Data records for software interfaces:
···

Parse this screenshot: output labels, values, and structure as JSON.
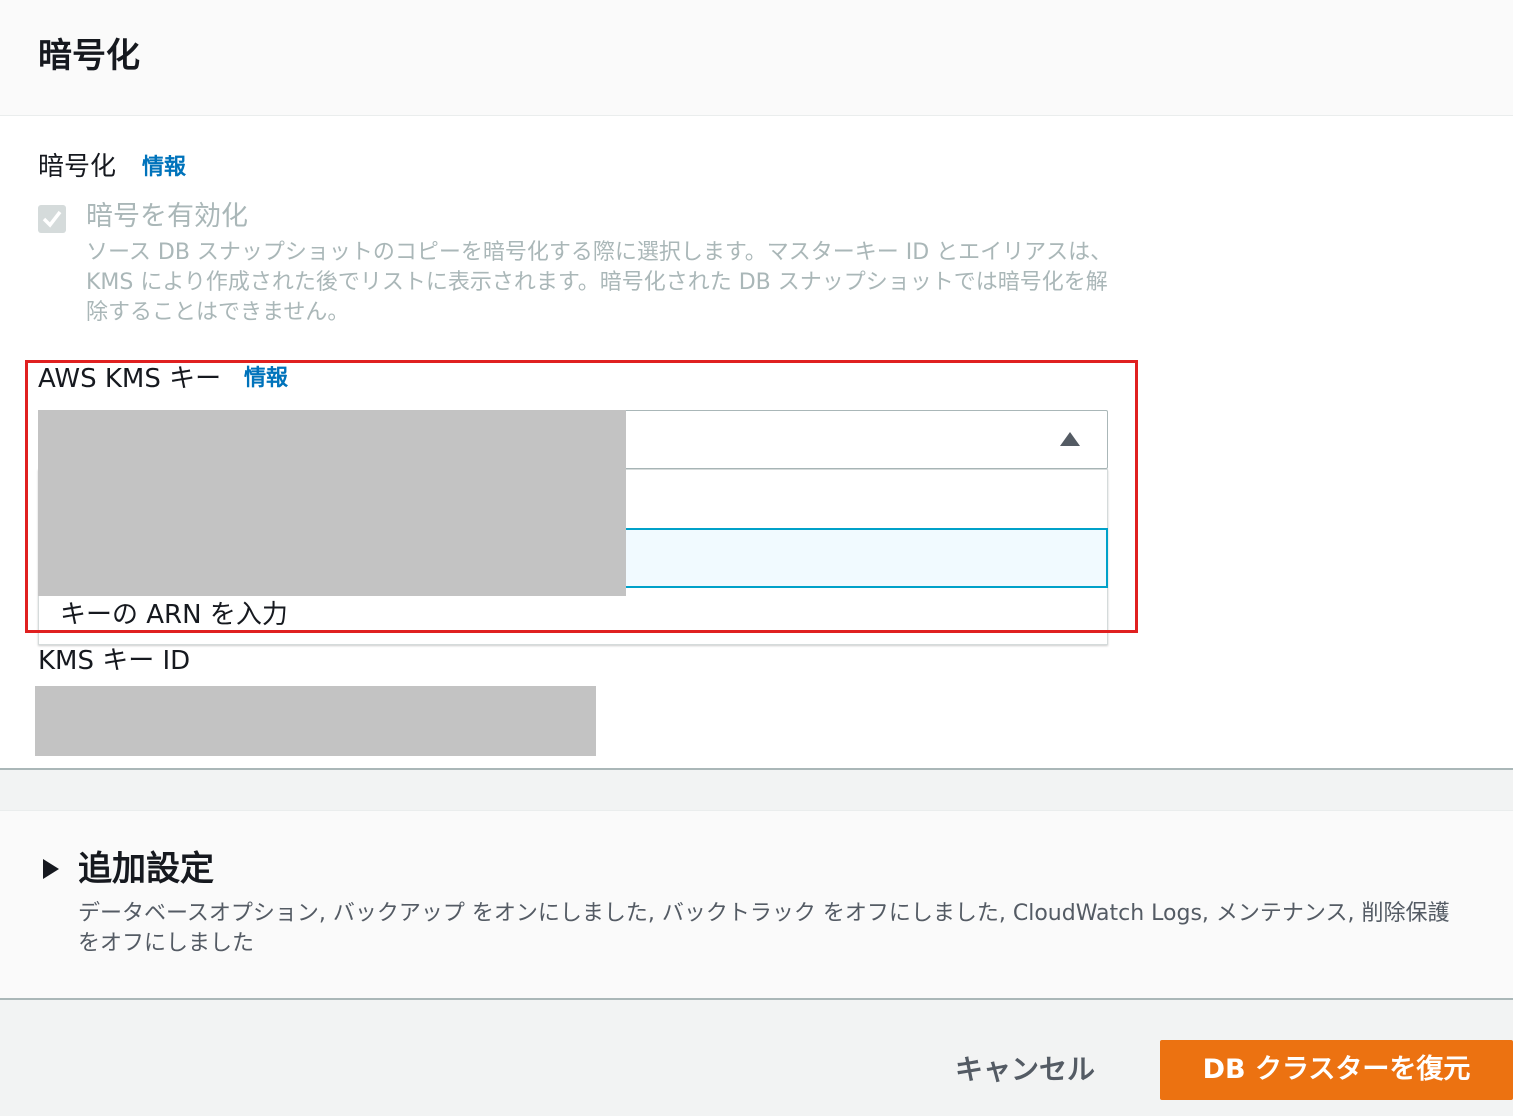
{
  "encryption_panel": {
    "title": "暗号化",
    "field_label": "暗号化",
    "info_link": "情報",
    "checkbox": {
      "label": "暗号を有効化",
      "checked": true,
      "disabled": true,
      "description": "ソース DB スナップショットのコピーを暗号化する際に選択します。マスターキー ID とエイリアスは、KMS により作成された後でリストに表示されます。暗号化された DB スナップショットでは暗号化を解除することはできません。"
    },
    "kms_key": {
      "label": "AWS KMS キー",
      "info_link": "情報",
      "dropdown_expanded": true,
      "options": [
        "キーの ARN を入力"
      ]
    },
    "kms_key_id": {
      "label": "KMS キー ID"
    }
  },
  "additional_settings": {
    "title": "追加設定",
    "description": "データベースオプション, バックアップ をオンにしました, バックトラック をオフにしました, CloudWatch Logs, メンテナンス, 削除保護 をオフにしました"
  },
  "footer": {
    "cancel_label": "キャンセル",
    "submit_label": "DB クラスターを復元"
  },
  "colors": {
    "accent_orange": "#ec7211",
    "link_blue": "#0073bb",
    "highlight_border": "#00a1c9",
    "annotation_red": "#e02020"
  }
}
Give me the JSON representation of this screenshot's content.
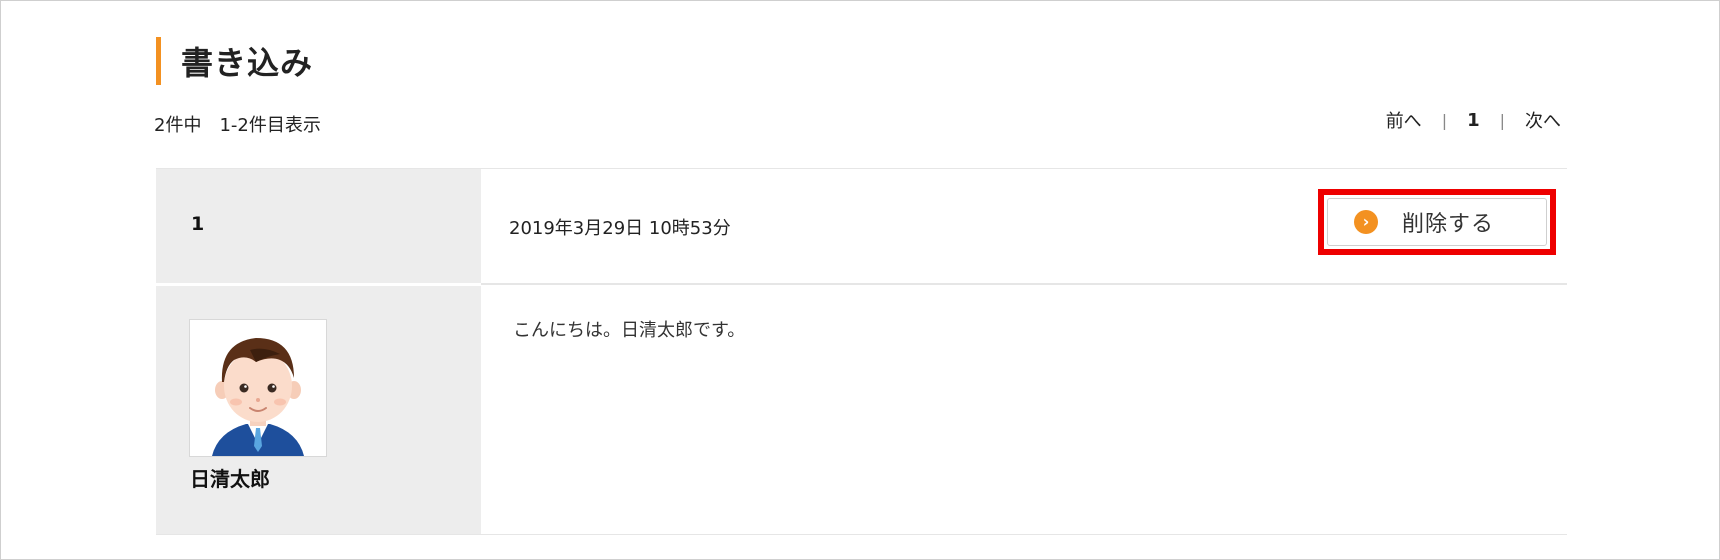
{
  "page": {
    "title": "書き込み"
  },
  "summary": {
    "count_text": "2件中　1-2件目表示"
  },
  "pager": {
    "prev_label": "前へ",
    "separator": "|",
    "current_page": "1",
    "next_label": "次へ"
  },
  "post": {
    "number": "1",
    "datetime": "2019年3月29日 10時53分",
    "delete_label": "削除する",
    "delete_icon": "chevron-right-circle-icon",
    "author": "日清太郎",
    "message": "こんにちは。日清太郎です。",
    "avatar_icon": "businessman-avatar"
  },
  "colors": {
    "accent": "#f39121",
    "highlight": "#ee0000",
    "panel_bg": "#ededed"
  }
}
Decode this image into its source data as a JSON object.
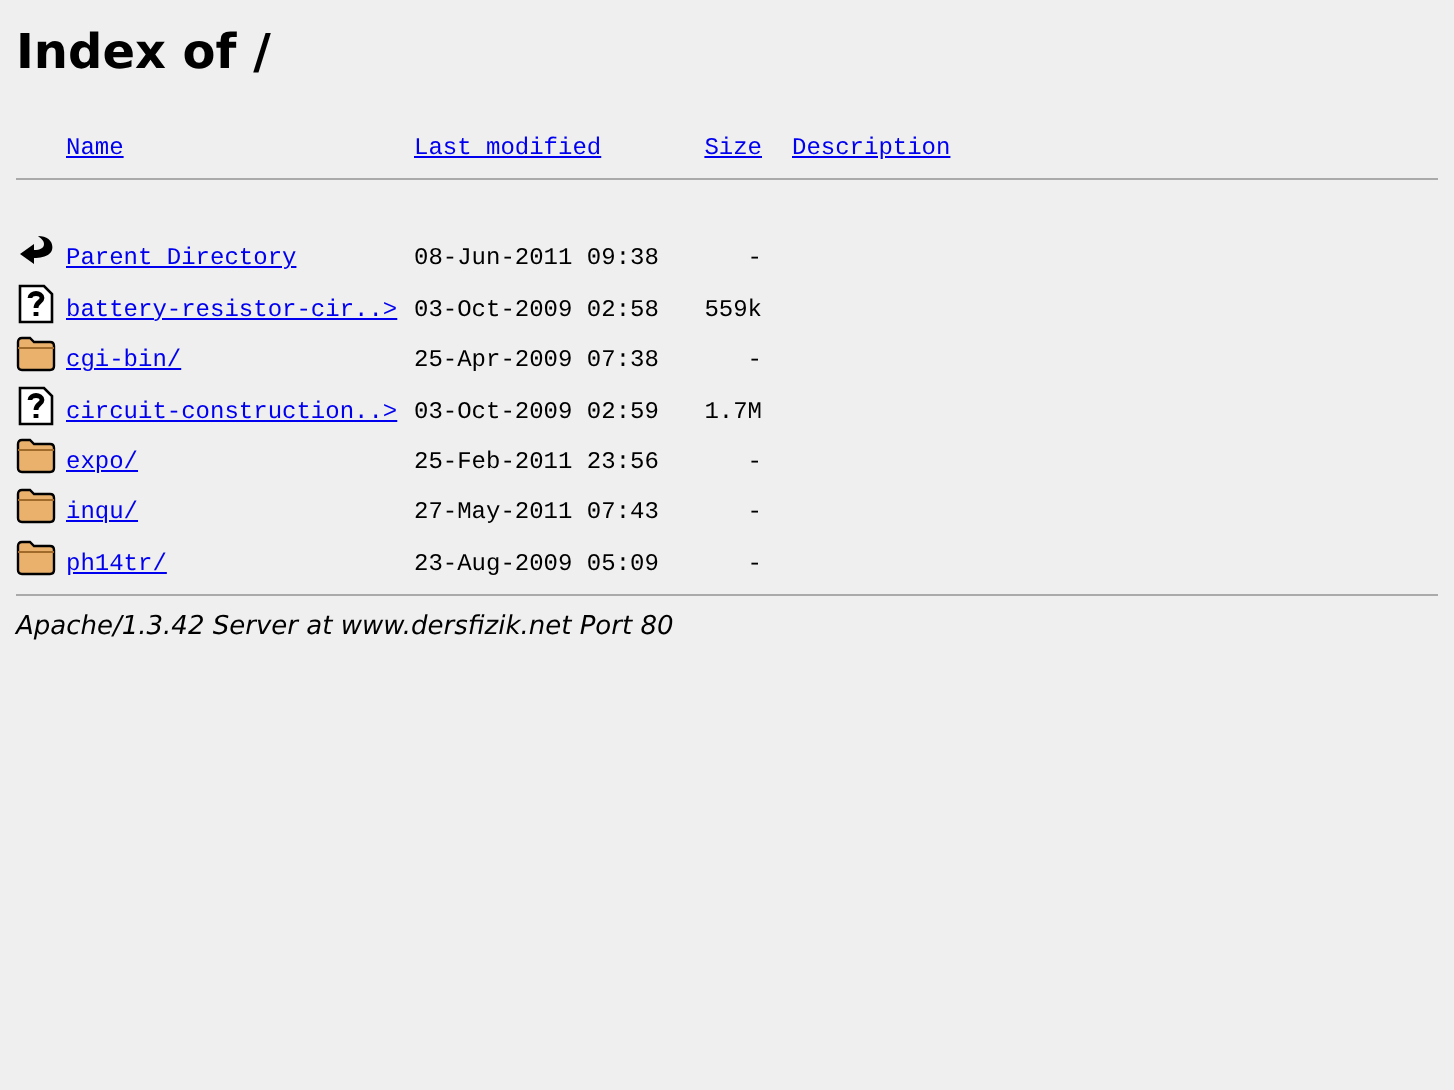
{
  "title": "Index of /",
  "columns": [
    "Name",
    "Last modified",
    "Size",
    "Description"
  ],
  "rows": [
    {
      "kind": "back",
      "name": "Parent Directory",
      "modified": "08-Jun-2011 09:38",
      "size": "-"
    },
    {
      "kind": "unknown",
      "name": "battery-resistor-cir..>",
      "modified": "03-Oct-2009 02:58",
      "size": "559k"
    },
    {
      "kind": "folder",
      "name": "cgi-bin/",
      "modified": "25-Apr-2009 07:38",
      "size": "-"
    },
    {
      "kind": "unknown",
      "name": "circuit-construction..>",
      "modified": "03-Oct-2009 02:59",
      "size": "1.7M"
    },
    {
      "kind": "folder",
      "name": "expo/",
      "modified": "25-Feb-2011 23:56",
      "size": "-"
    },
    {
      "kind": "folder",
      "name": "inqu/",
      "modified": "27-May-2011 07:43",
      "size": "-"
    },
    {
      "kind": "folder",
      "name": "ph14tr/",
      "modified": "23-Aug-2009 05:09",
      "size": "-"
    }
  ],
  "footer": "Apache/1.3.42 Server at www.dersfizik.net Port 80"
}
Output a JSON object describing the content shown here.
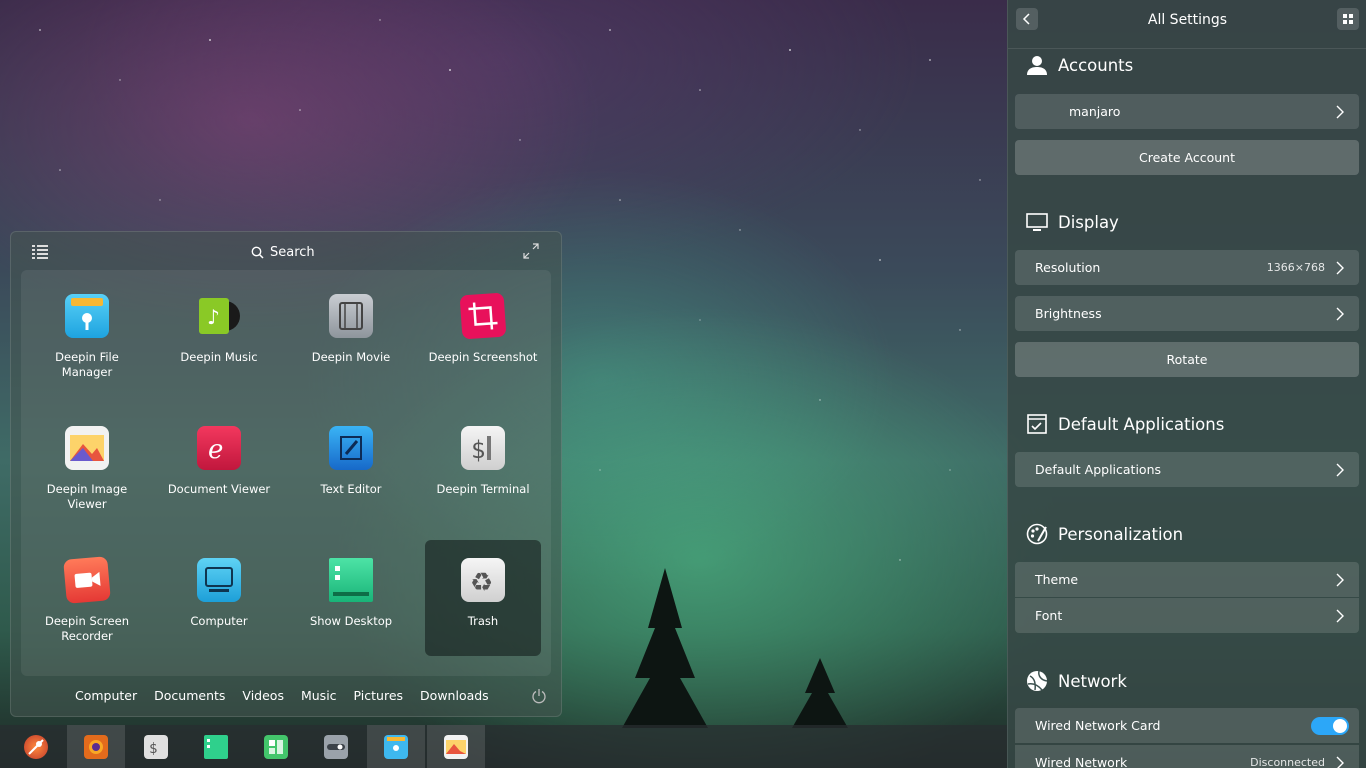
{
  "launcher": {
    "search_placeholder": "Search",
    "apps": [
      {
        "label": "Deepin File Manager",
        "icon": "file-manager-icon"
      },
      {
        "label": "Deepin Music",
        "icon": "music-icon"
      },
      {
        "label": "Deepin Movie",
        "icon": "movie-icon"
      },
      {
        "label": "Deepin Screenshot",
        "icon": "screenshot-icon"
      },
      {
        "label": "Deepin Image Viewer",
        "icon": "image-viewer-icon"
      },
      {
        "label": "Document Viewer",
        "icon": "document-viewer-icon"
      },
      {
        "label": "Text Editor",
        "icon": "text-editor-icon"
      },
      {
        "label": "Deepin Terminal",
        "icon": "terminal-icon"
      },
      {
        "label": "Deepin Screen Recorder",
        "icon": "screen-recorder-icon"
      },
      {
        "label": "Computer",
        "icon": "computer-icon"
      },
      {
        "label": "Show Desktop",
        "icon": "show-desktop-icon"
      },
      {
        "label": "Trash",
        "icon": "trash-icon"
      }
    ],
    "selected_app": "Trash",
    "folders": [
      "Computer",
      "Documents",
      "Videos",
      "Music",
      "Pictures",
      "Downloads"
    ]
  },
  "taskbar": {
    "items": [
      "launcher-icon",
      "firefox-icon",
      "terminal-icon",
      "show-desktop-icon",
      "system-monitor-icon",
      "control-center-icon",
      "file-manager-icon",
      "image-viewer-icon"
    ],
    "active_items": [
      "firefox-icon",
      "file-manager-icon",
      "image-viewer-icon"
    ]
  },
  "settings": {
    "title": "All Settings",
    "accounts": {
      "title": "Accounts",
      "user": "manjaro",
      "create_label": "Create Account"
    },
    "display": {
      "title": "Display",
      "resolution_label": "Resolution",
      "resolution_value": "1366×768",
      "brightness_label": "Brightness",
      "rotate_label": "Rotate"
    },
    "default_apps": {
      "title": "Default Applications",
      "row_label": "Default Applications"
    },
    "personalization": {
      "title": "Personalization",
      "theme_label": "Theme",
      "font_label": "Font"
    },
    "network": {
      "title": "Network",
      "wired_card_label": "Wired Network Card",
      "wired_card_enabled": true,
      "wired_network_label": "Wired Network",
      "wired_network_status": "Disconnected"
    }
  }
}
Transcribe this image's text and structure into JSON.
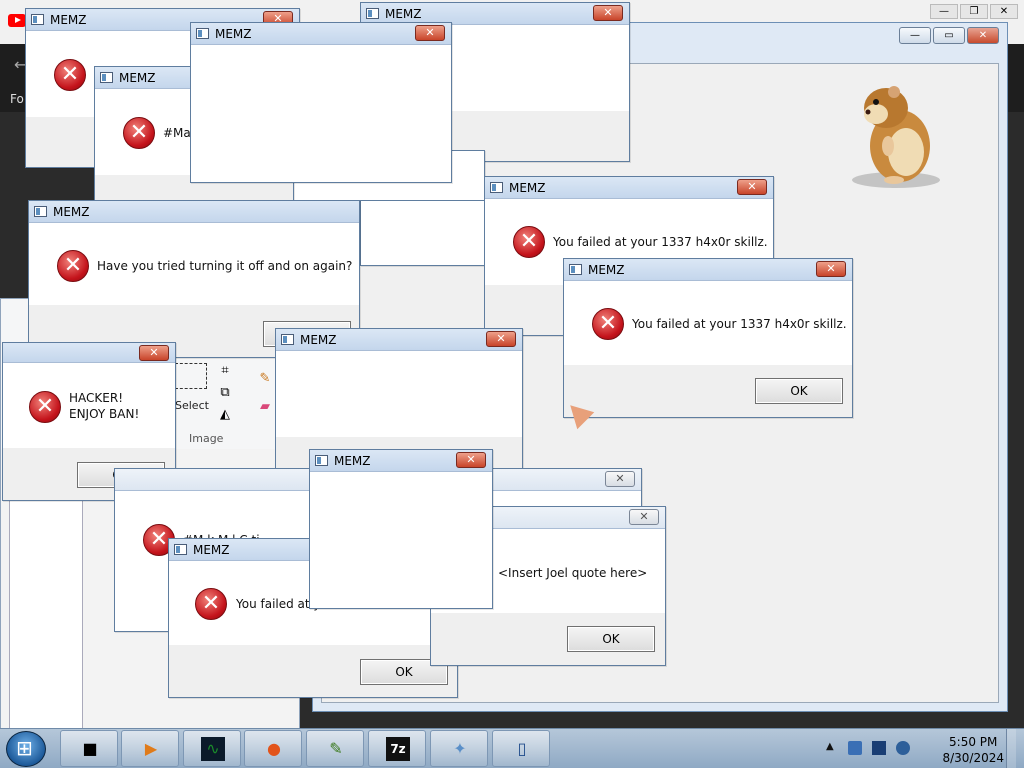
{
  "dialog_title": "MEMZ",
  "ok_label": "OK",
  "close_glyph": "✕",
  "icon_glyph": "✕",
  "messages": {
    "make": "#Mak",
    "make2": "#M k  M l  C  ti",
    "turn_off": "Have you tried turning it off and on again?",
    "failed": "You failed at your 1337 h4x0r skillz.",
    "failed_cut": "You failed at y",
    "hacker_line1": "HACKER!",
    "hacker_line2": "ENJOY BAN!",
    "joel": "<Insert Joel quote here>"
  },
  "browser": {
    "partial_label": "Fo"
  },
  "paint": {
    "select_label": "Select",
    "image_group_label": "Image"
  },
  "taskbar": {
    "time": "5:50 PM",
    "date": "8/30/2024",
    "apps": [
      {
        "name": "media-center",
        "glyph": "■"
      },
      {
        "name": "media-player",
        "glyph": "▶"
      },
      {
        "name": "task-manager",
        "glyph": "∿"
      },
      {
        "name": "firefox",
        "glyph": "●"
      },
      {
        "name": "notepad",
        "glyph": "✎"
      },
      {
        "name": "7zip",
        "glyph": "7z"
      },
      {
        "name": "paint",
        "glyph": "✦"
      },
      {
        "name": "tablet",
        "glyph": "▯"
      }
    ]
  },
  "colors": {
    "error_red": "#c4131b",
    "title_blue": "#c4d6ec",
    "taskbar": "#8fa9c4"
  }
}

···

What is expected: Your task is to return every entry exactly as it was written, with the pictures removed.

Response:
Parse this screenshot: output labels, values, and structure as JSON.
{
  "encryption_panel": {
    "title": "暗号化",
    "field_label": "暗号化",
    "info_link": "情報",
    "checkbox": {
      "label": "暗号を有効化",
      "checked": true,
      "disabled": true,
      "description": "ソース DB スナップショットのコピーを暗号化する際に選択します。マスターキー ID とエイリアスは、KMS により作成された後でリストに表示されます。暗号化された DB スナップショットでは暗号化を解除することはできません。"
    },
    "kms_key": {
      "label": "AWS KMS キー",
      "info_link": "情報",
      "dropdown_expanded": true,
      "options": [
        "キーの ARN を入力"
      ]
    },
    "kms_key_id": {
      "label": "KMS キー ID"
    }
  },
  "additional_settings": {
    "title": "追加設定",
    "description": "データベースオプション, バックアップ をオンにしました, バックトラック をオフにしました, CloudWatch Logs, メンテナンス, 削除保護 をオフにしました"
  },
  "footer": {
    "cancel_label": "キャンセル",
    "submit_label": "DB クラスターを復元"
  },
  "colors": {
    "accent_orange": "#ec7211",
    "link_blue": "#0073bb",
    "highlight_border": "#00a1c9",
    "annotation_red": "#e02020"
  }
}
Give me the JSON representation of this screenshot's content.
{
  "page": {
    "title": "書き込み"
  },
  "summary": {
    "count_text": "2件中　1-2件目表示"
  },
  "pager": {
    "prev_label": "前へ",
    "separator": "|",
    "current_page": "1",
    "next_label": "次へ"
  },
  "post": {
    "number": "1",
    "datetime": "2019年3月29日 10時53分",
    "delete_label": "削除する",
    "delete_icon": "chevron-right-circle-icon",
    "author": "日清太郎",
    "message": "こんにちは。日清太郎です。",
    "avatar_icon": "businessman-avatar"
  },
  "colors": {
    "accent": "#f39121",
    "highlight": "#ee0000",
    "panel_bg": "#ededed"
  }
}
Decode this image into its source data as a JSON object.
{
  "title": "Index of /",
  "columns": [
    "Name",
    "Last modified",
    "Size",
    "Description"
  ],
  "rows": [
    {
      "kind": "back",
      "name": "Parent Directory",
      "modified": "08-Jun-2011 09:38",
      "size": "-"
    },
    {
      "kind": "unknown",
      "name": "battery-resistor-cir..>",
      "modified": "03-Oct-2009 02:58",
      "size": "559k"
    },
    {
      "kind": "folder",
      "name": "cgi-bin/",
      "modified": "25-Apr-2009 07:38",
      "size": "-"
    },
    {
      "kind": "unknown",
      "name": "circuit-construction..>",
      "modified": "03-Oct-2009 02:59",
      "size": "1.7M"
    },
    {
      "kind": "folder",
      "name": "expo/",
      "modified": "25-Feb-2011 23:56",
      "size": "-"
    },
    {
      "kind": "folder",
      "name": "inqu/",
      "modified": "27-May-2011 07:43",
      "size": "-"
    },
    {
      "kind": "folder",
      "name": "ph14tr/",
      "modified": "23-Aug-2009 05:09",
      "size": "-"
    }
  ],
  "footer": "Apache/1.3.42 Server at www.dersfizik.net Port 80"
}
Output a JSON object describing the content shown here.
{
  "launcher": {
    "search_placeholder": "Search",
    "apps": [
      {
        "label": "Deepin File Manager",
        "icon": "file-manager-icon"
      },
      {
        "label": "Deepin Music",
        "icon": "music-icon"
      },
      {
        "label": "Deepin Movie",
        "icon": "movie-icon"
      },
      {
        "label": "Deepin Screenshot",
        "icon": "screenshot-icon"
      },
      {
        "label": "Deepin Image Viewer",
        "icon": "image-viewer-icon"
      },
      {
        "label": "Document Viewer",
        "icon": "document-viewer-icon"
      },
      {
        "label": "Text Editor",
        "icon": "text-editor-icon"
      },
      {
        "label": "Deepin Terminal",
        "icon": "terminal-icon"
      },
      {
        "label": "Deepin Screen Recorder",
        "icon": "screen-recorder-icon"
      },
      {
        "label": "Computer",
        "icon": "computer-icon"
      },
      {
        "label": "Show Desktop",
        "icon": "show-desktop-icon"
      },
      {
        "label": "Trash",
        "icon": "trash-icon"
      }
    ],
    "selected_app": "Trash",
    "folders": [
      "Computer",
      "Documents",
      "Videos",
      "Music",
      "Pictures",
      "Downloads"
    ]
  },
  "taskbar": {
    "items": [
      "launcher-icon",
      "firefox-icon",
      "terminal-icon",
      "show-desktop-icon",
      "system-monitor-icon",
      "control-center-icon",
      "file-manager-icon",
      "image-viewer-icon"
    ],
    "active_items": [
      "firefox-icon",
      "file-manager-icon",
      "image-viewer-icon"
    ]
  },
  "settings": {
    "title": "All Settings",
    "accounts": {
      "title": "Accounts",
      "user": "manjaro",
      "create_label": "Create Account"
    },
    "display": {
      "title": "Display",
      "resolution_label": "Resolution",
      "resolution_value": "1366×768",
      "brightness_label": "Brightness",
      "rotate_label": "Rotate"
    },
    "default_apps": {
      "title": "Default Applications",
      "row_label": "Default Applications"
    },
    "personalization": {
      "title": "Personalization",
      "theme_label": "Theme",
      "font_label": "Font"
    },
    "network": {
      "title": "Network",
      "wired_card_label": "Wired Network Card",
      "wired_card_enabled": true,
      "wired_network_label": "Wired Network",
      "wired_network_status": "Disconnected"
    }
  }
}
Transcribe this image's text and structure into JSON.
{
  "dialog_title": "MEMZ",
  "ok_label": "OK",
  "close_glyph": "✕",
  "icon_glyph": "✕",
  "messages": {
    "make": "#Mak",
    "make2": "#M k  M l  C  ti",
    "turn_off": "Have you tried turning it off and on again?",
    "failed": "You failed at your 1337 h4x0r skillz.",
    "failed_cut": "You failed at y",
    "hacker_line1": "HACKER!",
    "hacker_line2": "ENJOY BAN!",
    "joel": "<Insert Joel quote here>"
  },
  "browser": {
    "partial_label": "Fo"
  },
  "paint": {
    "select_label": "Select",
    "image_group_label": "Image"
  },
  "taskbar": {
    "time": "5:50 PM",
    "date": "8/30/2024",
    "apps": [
      {
        "name": "media-center",
        "glyph": "■"
      },
      {
        "name": "media-player",
        "glyph": "▶"
      },
      {
        "name": "task-manager",
        "glyph": "∿"
      },
      {
        "name": "firefox",
        "glyph": "●"
      },
      {
        "name": "notepad",
        "glyph": "✎"
      },
      {
        "name": "7zip",
        "glyph": "7z"
      },
      {
        "name": "paint",
        "glyph": "✦"
      },
      {
        "name": "tablet",
        "glyph": "▯"
      }
    ]
  },
  "colors": {
    "error_red": "#c4131b",
    "title_blue": "#c4d6ec",
    "taskbar": "#8fa9c4"
  }
}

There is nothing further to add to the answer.